Material supplied:
■ ■ ■ ■ ■ ■ ■

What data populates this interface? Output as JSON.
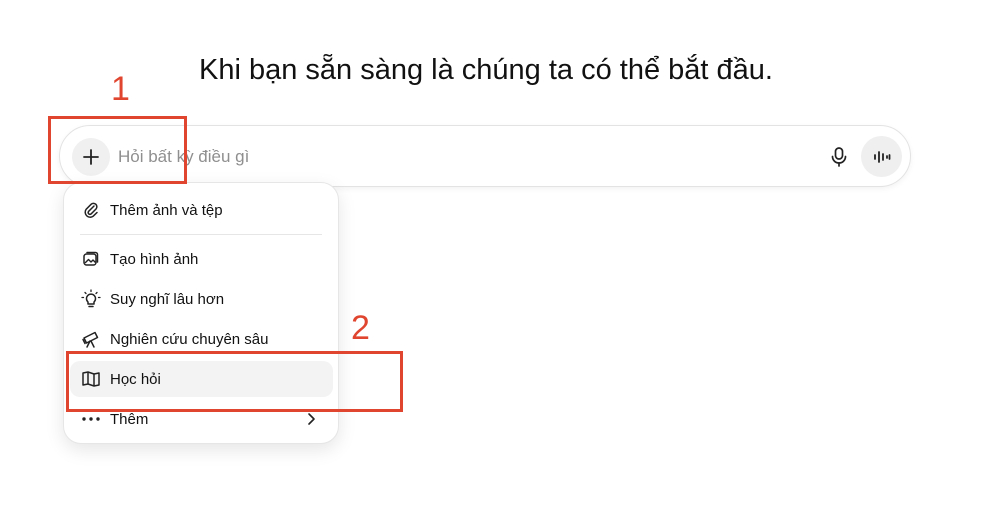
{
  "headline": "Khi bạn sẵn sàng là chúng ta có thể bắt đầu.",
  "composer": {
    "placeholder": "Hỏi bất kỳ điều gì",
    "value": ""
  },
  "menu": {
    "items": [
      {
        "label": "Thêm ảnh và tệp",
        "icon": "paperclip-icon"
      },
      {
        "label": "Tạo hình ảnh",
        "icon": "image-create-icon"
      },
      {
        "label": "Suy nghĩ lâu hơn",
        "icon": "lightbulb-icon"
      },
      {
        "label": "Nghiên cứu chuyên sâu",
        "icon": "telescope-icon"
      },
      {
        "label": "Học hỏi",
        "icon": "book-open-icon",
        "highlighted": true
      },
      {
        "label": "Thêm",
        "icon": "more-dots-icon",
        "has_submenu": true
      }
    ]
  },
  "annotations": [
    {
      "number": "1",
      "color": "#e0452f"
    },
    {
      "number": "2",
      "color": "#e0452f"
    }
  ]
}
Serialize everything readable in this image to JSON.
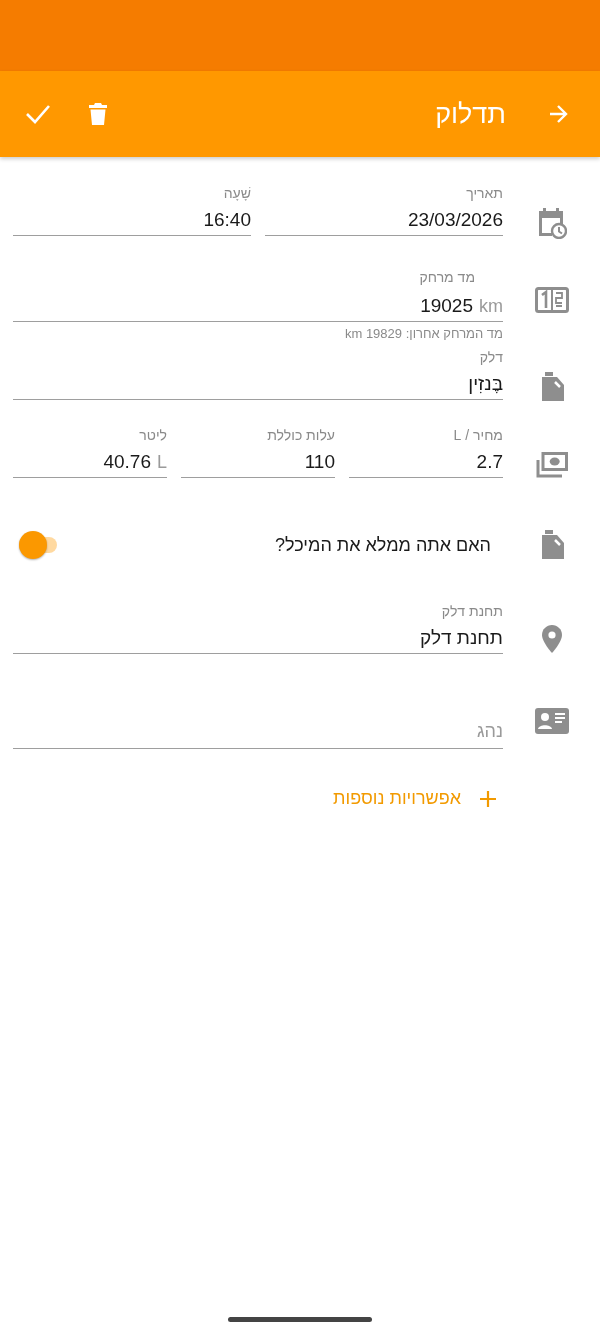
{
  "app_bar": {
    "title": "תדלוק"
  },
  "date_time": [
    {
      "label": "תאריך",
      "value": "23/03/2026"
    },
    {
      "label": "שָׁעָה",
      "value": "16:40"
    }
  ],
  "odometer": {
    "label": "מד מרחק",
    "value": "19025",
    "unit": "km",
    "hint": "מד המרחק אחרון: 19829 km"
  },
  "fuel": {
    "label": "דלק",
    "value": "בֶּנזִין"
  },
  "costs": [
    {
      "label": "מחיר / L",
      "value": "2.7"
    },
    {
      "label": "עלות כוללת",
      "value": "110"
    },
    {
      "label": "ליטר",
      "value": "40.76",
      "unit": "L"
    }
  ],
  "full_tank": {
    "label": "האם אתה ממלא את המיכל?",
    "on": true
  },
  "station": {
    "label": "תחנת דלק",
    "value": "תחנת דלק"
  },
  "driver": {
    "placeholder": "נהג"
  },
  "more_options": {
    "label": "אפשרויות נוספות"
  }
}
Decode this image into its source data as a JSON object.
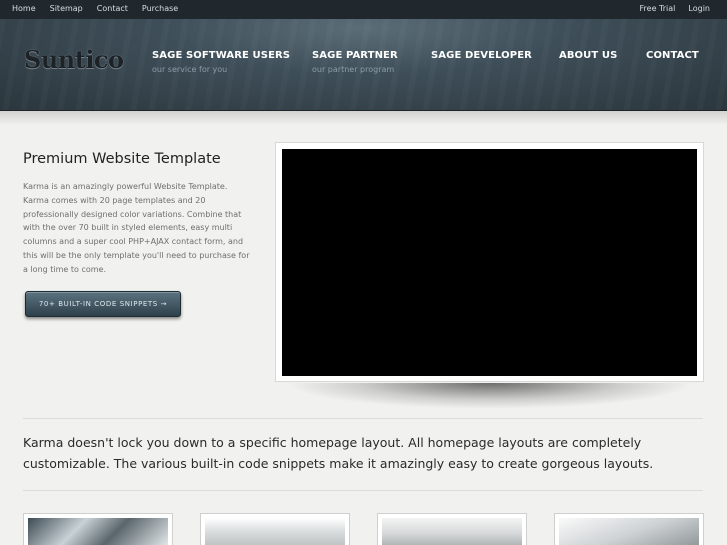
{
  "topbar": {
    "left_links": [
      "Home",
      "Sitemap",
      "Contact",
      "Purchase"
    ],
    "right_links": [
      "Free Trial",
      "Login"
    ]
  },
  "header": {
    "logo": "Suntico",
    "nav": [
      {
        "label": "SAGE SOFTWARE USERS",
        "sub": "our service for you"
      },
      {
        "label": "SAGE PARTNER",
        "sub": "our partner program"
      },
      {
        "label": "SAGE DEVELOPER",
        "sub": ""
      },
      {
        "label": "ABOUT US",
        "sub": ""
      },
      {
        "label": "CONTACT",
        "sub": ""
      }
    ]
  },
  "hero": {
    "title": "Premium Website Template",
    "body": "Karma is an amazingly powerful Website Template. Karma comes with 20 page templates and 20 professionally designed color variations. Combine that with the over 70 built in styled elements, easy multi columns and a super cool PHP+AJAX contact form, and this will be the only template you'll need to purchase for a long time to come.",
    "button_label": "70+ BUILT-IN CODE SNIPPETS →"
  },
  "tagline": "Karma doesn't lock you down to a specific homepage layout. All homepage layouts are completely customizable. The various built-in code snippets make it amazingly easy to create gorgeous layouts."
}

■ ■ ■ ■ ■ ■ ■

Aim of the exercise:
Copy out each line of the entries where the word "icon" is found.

Solution below:
        "icon": "paperclip-icon"
        "icon": "image-create-icon"
        "icon": "lightbulb-icon"
        "icon": "telescope-icon"
        "icon": "book-open-icon",
        "icon": "more-dots-icon",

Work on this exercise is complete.